══ RECORDS SHOWN

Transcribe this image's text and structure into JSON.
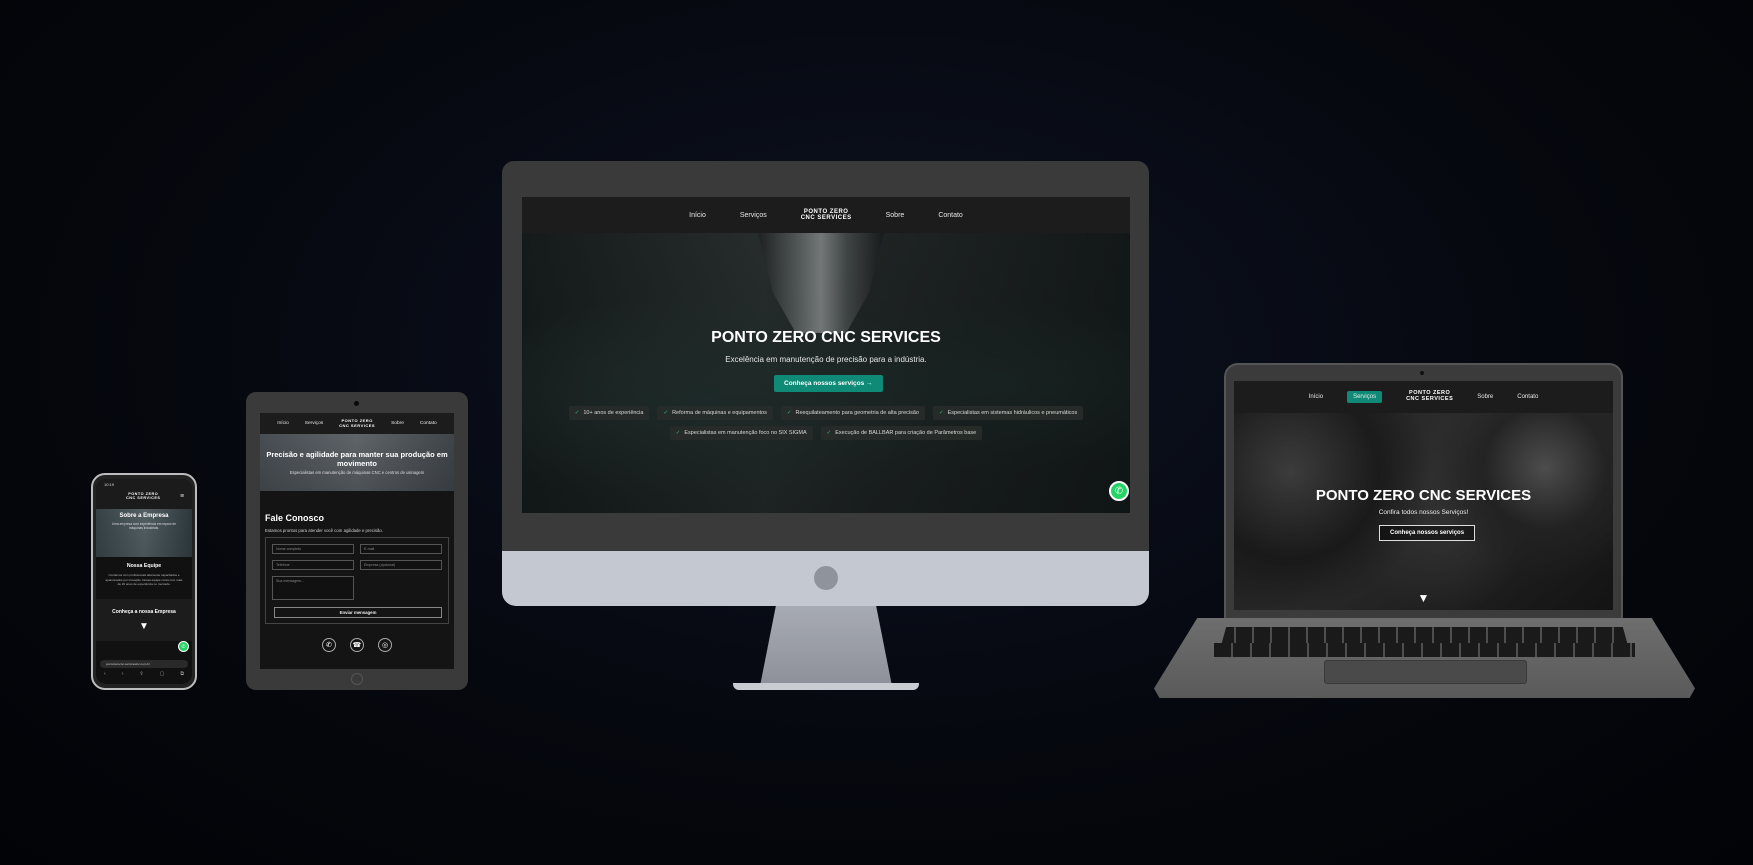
{
  "site": {
    "logo_line1": "PONTO ZERO",
    "logo_line2": "CNC SERVICES",
    "nav": {
      "home": "Início",
      "services": "Serviços",
      "about": "Sobre",
      "contact": "Contato"
    }
  },
  "desktop": {
    "title": "PONTO ZERO CNC SERVICES",
    "subtitle": "Excelência em manutenção de precisão para a indústria.",
    "cta": "Conheça nossos serviços →",
    "features_row1": [
      "10+ anos de experiência",
      "Reforma de máquinas e equipamentos",
      "Reequilateamento para geometria de alta precisão",
      "Especialistas em sistemas hidráulicos e pneumáticos"
    ],
    "features_row2": [
      "Especialistas em manutenção foco no SIX SIGMA",
      "Execução de BALLBAR para criação de Parâmetros base"
    ],
    "check_icon": "✓",
    "whatsapp_icon": "✆"
  },
  "laptop": {
    "title": "PONTO ZERO CNC SERVICES",
    "subtitle": "Confira todos nossos Serviços!",
    "cta": "Conheça nossos serviços",
    "arrow": "▼"
  },
  "tablet": {
    "hero_title": "Precisão e agilidade para manter sua produção em movimento",
    "hero_subtitle": "Especialistas em manutenção de máquinas CNC e centros de usinagem",
    "contact_title": "Fale Conosco",
    "contact_lead": "Estamos prontos para atender você com agilidade e precisão.",
    "fields": {
      "name": "Nome completo",
      "email": "E-mail",
      "phone": "Telefone",
      "company": "Empresa (opcional)",
      "message": "Sua mensagem..."
    },
    "send": "Enviar mensagem",
    "social_icons": [
      "✆",
      "☎",
      "◎"
    ]
  },
  "phone": {
    "status_time": "10:19",
    "hero_title": "Sobre a Empresa",
    "hero_subtitle": "Uma empresa com experiência em reparo de máquinas industriais.",
    "team_title": "Nossa Equipe",
    "team_text": "Contamos com profissionais altamente capacitados e apaixonados por inovação. Nossa equipe conta com mais de 20 anos de experiência no mercado.",
    "section_title": "Conheça a nossa Empresa",
    "arrow": "▼",
    "menu_icon": "≡",
    "url": "pontozerocnc-servicesinc.com.br",
    "toolbar": [
      "‹",
      "›",
      "⇪",
      "▢",
      "⧉"
    ]
  },
  "colors": {
    "accent": "#0f8a76",
    "whatsapp": "#25d366",
    "background": "#06080f"
  }
}
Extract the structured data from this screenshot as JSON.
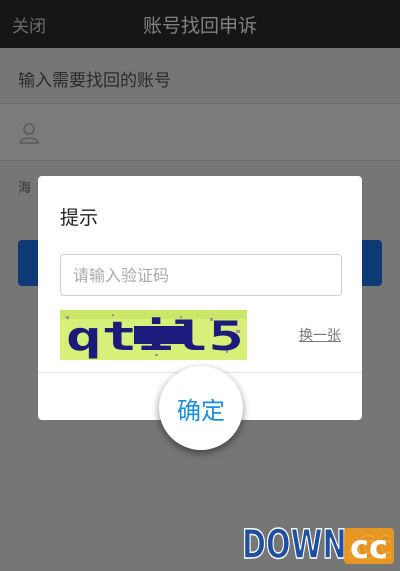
{
  "navbar": {
    "close_label": "关闭",
    "title": "账号找回申诉"
  },
  "page": {
    "section_label": "输入需要找回的账号",
    "hint_text": "海",
    "account_icon": "user-icon"
  },
  "dialog": {
    "title": "提示",
    "captcha_placeholder": "请输入验证码",
    "captcha_value": "",
    "captcha_image_text": "qtil5",
    "refresh_label": "换一张",
    "confirm_label": "确定"
  },
  "watermark": {
    "text": "DOWN.cc"
  },
  "colors": {
    "navbar_bg": "#2d2d2d",
    "accent_blue": "#1a8fe0",
    "primary_button": "#1a73e8",
    "captcha_bg": "#d6f07a",
    "captcha_text": "#1c1a7a"
  }
}
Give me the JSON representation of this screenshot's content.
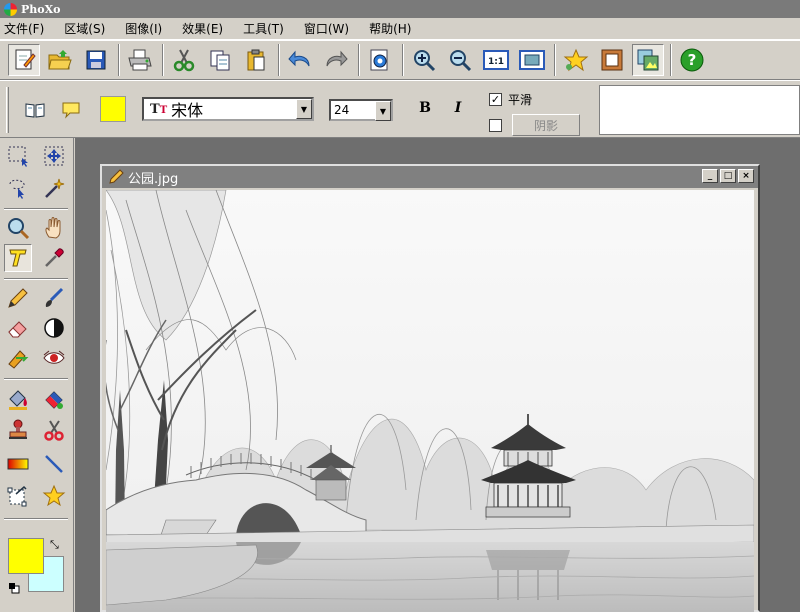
{
  "app": {
    "title": "PhoXo"
  },
  "menu": [
    {
      "label": "文件(F)"
    },
    {
      "label": "区域(S)"
    },
    {
      "label": "图像(I)"
    },
    {
      "label": "效果(E)"
    },
    {
      "label": "工具(T)"
    },
    {
      "label": "窗口(W)"
    },
    {
      "label": "帮助(H)"
    }
  ],
  "text_options": {
    "color": "#ffff00",
    "font": "宋体",
    "size": "24",
    "bold_label": "B",
    "italic_label": "I",
    "smooth_label": "平滑",
    "smooth_checked": "✓",
    "shadow_label": "阴影"
  },
  "colors": {
    "foreground": "#ffff00",
    "background": "#ccffff"
  },
  "document": {
    "title": "公园.jpg",
    "minimize": "_",
    "maximize": "□",
    "close": "×"
  }
}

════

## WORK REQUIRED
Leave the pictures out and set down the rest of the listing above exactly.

## YOUR RESPONSE
Transcribe this image's text and structure into JSON.
{
  "site": {
    "logo_line1": "PONTO ZERO",
    "logo_line2": "CNC SERVICES",
    "nav": {
      "home": "Início",
      "services": "Serviços",
      "about": "Sobre",
      "contact": "Contato"
    }
  },
  "desktop": {
    "title": "PONTO ZERO CNC SERVICES",
    "subtitle": "Excelência em manutenção de precisão para a indústria.",
    "cta": "Conheça nossos serviços →",
    "features_row1": [
      "10+ anos de experiência",
      "Reforma de máquinas e equipamentos",
      "Reequilateamento para geometria de alta precisão",
      "Especialistas em sistemas hidráulicos e pneumáticos"
    ],
    "features_row2": [
      "Especialistas em manutenção foco no SIX SIGMA",
      "Execução de BALLBAR para criação de Parâmetros base"
    ],
    "check_icon": "✓",
    "whatsapp_icon": "✆"
  },
  "laptop": {
    "title": "PONTO ZERO CNC SERVICES",
    "subtitle": "Confira todos nossos Serviços!",
    "cta": "Conheça nossos serviços",
    "arrow": "▼"
  },
  "tablet": {
    "hero_title": "Precisão e agilidade para manter sua produção em movimento",
    "hero_subtitle": "Especialistas em manutenção de máquinas CNC e centros de usinagem",
    "contact_title": "Fale Conosco",
    "contact_lead": "Estamos prontos para atender você com agilidade e precisão.",
    "fields": {
      "name": "Nome completo",
      "email": "E-mail",
      "phone": "Telefone",
      "company": "Empresa (opcional)",
      "message": "Sua mensagem..."
    },
    "send": "Enviar mensagem",
    "social_icons": [
      "✆",
      "☎",
      "◎"
    ]
  },
  "phone": {
    "status_time": "10:19",
    "hero_title": "Sobre a Empresa",
    "hero_subtitle": "Uma empresa com experiência em reparo de máquinas industriais.",
    "team_title": "Nossa Equipe",
    "team_text": "Contamos com profissionais altamente capacitados e apaixonados por inovação. Nossa equipe conta com mais de 20 anos de experiência no mercado.",
    "section_title": "Conheça a nossa Empresa",
    "arrow": "▼",
    "menu_icon": "≡",
    "url": "pontozerocnc-servicesinc.com.br",
    "toolbar": [
      "‹",
      "›",
      "⇪",
      "▢",
      "⧉"
    ]
  },
  "colors": {
    "accent": "#0f8a76",
    "whatsapp": "#25d366",
    "background": "#06080f"
  }
}
Extract the structured data from this screenshot as JSON.
{
  "navbar": {
    "close_label": "关闭",
    "title": "账号找回申诉"
  },
  "page": {
    "section_label": "输入需要找回的账号",
    "hint_text": "海",
    "account_icon": "user-icon"
  },
  "dialog": {
    "title": "提示",
    "captcha_placeholder": "请输入验证码",
    "captcha_value": "",
    "captcha_image_text": "qtil5",
    "refresh_label": "换一张",
    "confirm_label": "确定"
  },
  "watermark": {
    "text": "DOWN.cc"
  },
  "colors": {
    "navbar_bg": "#2d2d2d",
    "accent_blue": "#1a8fe0",
    "primary_button": "#1a73e8",
    "captcha_bg": "#d6f07a",
    "captcha_text": "#1c1a7a"
  }
}
Give me the JSON representation of this screenshot's content.
{
  "app": {
    "title": "PhoXo"
  },
  "menu": [
    {
      "label": "文件(F)"
    },
    {
      "label": "区域(S)"
    },
    {
      "label": "图像(I)"
    },
    {
      "label": "效果(E)"
    },
    {
      "label": "工具(T)"
    },
    {
      "label": "窗口(W)"
    },
    {
      "label": "帮助(H)"
    }
  ],
  "text_options": {
    "color": "#ffff00",
    "font": "宋体",
    "size": "24",
    "bold_label": "B",
    "italic_label": "I",
    "smooth_label": "平滑",
    "smooth_checked": "✓",
    "shadow_label": "阴影"
  },
  "colors": {
    "foreground": "#ffff00",
    "background": "#ccffff"
  },
  "document": {
    "title": "公园.jpg",
    "minimize": "_",
    "maximize": "□",
    "close": "×"
  }
}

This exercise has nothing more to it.